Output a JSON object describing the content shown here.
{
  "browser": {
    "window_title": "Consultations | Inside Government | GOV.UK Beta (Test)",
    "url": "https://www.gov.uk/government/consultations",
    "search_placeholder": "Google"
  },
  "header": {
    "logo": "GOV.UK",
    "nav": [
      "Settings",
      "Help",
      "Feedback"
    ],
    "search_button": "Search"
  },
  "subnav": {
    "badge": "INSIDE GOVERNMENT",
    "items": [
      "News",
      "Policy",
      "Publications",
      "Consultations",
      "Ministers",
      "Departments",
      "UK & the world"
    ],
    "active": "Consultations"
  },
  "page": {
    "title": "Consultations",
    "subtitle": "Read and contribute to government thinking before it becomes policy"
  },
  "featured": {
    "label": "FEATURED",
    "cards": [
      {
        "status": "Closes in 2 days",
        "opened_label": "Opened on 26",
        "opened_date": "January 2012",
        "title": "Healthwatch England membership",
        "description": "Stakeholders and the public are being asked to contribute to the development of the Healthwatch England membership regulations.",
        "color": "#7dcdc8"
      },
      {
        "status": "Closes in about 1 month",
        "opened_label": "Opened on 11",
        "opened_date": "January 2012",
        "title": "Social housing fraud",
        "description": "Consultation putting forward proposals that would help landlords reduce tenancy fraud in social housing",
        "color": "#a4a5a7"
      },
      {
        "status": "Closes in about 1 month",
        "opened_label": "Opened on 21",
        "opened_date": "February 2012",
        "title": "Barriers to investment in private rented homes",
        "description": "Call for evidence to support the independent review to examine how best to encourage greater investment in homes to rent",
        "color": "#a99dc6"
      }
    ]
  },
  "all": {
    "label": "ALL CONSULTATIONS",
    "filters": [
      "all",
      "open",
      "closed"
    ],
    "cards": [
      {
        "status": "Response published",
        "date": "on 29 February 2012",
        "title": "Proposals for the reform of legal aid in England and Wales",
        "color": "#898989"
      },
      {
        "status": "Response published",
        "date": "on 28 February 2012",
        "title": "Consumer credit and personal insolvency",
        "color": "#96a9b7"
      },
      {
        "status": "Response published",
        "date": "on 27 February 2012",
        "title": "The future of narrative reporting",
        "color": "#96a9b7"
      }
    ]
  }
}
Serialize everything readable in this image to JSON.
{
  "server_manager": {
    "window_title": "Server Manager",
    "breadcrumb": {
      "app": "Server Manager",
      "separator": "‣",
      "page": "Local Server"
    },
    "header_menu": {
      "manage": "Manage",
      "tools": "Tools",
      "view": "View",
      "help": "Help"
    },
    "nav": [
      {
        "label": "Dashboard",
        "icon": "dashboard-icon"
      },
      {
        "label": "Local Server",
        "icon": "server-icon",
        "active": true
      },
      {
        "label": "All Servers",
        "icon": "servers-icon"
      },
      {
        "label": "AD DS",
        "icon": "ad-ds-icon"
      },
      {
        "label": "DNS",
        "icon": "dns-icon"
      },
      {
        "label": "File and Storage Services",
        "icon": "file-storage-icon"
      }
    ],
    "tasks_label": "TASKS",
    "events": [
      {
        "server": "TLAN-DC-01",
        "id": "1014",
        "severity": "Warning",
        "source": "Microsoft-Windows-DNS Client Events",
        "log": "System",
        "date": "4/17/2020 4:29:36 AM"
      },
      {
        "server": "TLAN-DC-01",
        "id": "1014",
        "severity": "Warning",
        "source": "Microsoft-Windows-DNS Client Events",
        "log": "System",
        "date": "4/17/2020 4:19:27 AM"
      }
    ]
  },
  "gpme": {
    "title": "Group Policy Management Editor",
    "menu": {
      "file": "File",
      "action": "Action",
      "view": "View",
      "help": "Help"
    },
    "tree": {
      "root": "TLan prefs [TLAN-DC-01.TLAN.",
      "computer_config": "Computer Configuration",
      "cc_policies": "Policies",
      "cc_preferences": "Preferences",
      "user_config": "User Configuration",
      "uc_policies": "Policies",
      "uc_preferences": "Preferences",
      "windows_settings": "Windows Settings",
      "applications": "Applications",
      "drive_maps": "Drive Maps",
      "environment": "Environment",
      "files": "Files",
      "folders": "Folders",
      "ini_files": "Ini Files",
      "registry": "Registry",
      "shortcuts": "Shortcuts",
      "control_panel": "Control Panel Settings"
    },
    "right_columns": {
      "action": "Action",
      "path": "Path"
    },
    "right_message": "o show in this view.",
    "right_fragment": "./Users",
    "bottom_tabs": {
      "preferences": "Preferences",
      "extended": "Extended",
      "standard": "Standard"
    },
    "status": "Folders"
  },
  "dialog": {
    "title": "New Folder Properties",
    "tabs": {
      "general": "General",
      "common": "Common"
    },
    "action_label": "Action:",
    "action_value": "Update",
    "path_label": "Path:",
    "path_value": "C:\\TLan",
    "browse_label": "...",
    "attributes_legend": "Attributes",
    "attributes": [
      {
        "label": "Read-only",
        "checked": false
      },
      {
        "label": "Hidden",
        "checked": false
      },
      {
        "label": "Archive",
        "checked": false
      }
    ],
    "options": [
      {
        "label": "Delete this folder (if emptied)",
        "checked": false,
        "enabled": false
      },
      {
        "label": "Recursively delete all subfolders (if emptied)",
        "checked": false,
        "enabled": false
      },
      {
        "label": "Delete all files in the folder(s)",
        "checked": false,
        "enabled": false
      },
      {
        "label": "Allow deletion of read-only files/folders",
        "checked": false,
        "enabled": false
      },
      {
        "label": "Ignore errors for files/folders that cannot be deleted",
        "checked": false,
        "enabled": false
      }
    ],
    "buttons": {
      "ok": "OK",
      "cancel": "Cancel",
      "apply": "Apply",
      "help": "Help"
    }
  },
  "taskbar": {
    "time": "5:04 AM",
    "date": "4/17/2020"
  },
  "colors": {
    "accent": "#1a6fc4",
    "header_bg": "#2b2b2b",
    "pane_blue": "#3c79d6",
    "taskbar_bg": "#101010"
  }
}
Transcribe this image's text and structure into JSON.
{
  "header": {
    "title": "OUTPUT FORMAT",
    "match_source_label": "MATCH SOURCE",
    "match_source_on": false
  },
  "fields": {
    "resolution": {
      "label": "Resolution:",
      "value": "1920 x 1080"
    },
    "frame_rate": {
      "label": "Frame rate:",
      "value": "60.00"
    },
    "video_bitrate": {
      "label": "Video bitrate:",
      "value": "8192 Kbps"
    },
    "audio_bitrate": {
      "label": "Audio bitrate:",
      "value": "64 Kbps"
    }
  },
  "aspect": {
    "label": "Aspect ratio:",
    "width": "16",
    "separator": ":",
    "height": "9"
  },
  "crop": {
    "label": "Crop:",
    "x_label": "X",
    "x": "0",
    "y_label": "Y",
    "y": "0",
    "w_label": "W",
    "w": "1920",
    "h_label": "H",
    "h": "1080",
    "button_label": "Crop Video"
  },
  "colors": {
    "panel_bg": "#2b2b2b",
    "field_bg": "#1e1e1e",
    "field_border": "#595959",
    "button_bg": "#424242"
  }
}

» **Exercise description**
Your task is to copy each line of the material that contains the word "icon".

» **Expected answer**
        "icon": "dashboard-icon"
        "icon": "server-icon",
        "icon": "servers-icon"
        "icon": "ad-ds-icon"
        "icon": "dns-icon"
        "icon": "file-storage-icon"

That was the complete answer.